Unit upgrades are now moved onto the units you control, so you can continue researching better weapons and abilities from the frontline instead of heading back to base all the time. Bases themselves will now be constructed around resource points in the field, rather than on the extremities of the map.
Relic are hoping this helps create a more dynamic approach to the play, which it does to an extent, iowever, people will still just pick the nearest concentration of resources and wild up a base there, so it doesn't change things too much in practice.
There are also the hero characters that can be controlled on the field of battle. Different types of heroes include healers, melee specialists, support heroes that build turrets and so on, plus infiltrators that can cloak and plan surprise attacks. This is still essentially the same experience as the first game, just with a twist. You might even say it had a little bit more of a focus on working together as a team, but there's still that feeling of each man for himself floating about in there.
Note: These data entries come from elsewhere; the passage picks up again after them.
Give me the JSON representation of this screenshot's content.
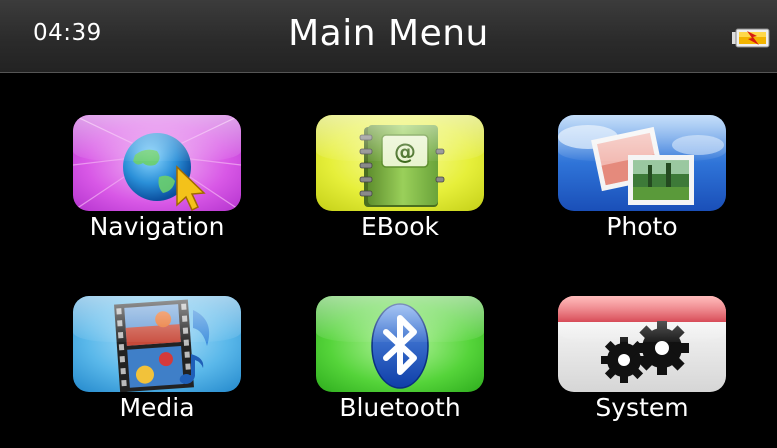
{
  "status_bar": {
    "time": "04:39",
    "title": "Main Menu",
    "battery_icon": "battery-charging-icon"
  },
  "menu": {
    "items": [
      {
        "label": "Navigation",
        "icon": "globe-cursor-icon",
        "color": "#d44fe0"
      },
      {
        "label": "EBook",
        "icon": "book-at-sign-icon",
        "color": "#e2eb2a"
      },
      {
        "label": "Photo",
        "icon": "photos-icon",
        "color": "#1e64d6"
      },
      {
        "label": "Media",
        "icon": "film-strip-icon",
        "color": "#3fa9e0"
      },
      {
        "label": "Bluetooth",
        "icon": "bluetooth-icon",
        "color": "#3fcf2a"
      },
      {
        "label": "System",
        "icon": "gears-icon",
        "color": "#e0102a"
      }
    ]
  }
}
Lastly, there are some 'visual unlocks' to show off with - gold shoulder pads for your commander or floating runes surrounding your Eldar Farseer, that sort of thing. Optional and arbitrary these upgrades might be, but you'll still want them if you have the chance. Something else worth noting is that, at the time of writing, the only multiplayer maps are for one-on-one or three-on-three battles, which seems rather strange to us. You can still add Al players in though to make up the numbers. As Relic readily admit, DOW2 owes a lot to Company of Heroes. In some ways, it feels like a reskinned version of the classic RTS -which is a compliment, not a criticism.
Short Of Greatness
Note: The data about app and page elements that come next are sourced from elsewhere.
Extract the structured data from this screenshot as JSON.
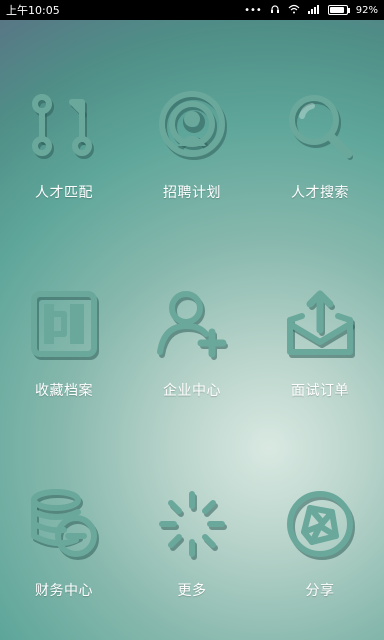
{
  "status_bar": {
    "time": "上午10:05",
    "battery_percent": "92%"
  },
  "tiles": [
    {
      "label": "人才匹配",
      "icon": "route-match-icon"
    },
    {
      "label": "招聘计划",
      "icon": "broadcast-person-icon"
    },
    {
      "label": "人才搜索",
      "icon": "search-icon"
    },
    {
      "label": "收藏档案",
      "icon": "archive-box-icon"
    },
    {
      "label": "企业中心",
      "icon": "user-add-icon"
    },
    {
      "label": "面试订单",
      "icon": "mail-upload-icon"
    },
    {
      "label": "财务中心",
      "icon": "coins-stack-icon"
    },
    {
      "label": "更多",
      "icon": "loading-spinner-icon"
    },
    {
      "label": "分享",
      "icon": "share-aperture-icon"
    }
  ],
  "colors": {
    "icon_emboss": "#6aa89c",
    "label_text": "#ffffff",
    "status_bar_bg": "#000000"
  }
}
The action is visually exciting, the controls are simple to learn and use, plus they've got rid of the repetitive basebuilding in each mission you undertake. While the matter of mission repetition has been sorted out a little from when we first got our hands on the game, it's still potentially the biggest factor as to why people might be put off playing the offline single-player campaign.
While the special abilities of your units will be increasingly important as you up the difficulty settings, making sure you are in heavy cover is by far the most important thing you have to do to succeed. Unless the enemy manages to destroy said cover, with explosives or by other means, your men will be very difficult to dislodge.
In the end, the score below might not be the one you will have been expecting. While I had fun playing Dawn of War II and am glad to have done so, I never really felt a true sense of excitement or awe while playing and, perhaps because of its reliance on the structure of Company of Heroes, it didn't feel groundbreaking either.
Yes, the explosions and graphics are nice, some of the visual effects are cool, the multiplayer is bound to be built upon and people will still be playing it in four years. But, on the other hand, I suspect virtually nobody will still be playing the single-player a few months after purchase. Relic have made an admirable stab at redefining the single-player action-RTS experience, but they haven't managed to nail it just yet.
Oh dear God, why?
There was no need for this...
The original genestealers and Tyranids were fantastic, all purple, menacing and terrifying. Remember Space Hulk? We'd be more likely to laugh instead of squeal in girlish terror if we saw a nu-genestealer running round the corner at us now. Even the Tyranids of Advanced Space Crusade (the board game) were miles better than they are now.
Admittedly, I've been out of the Games Workshop lark for about 13 years now, but still, I can't be the only one who is disappointed by the latest incarnation of the hive mind entities? Can I?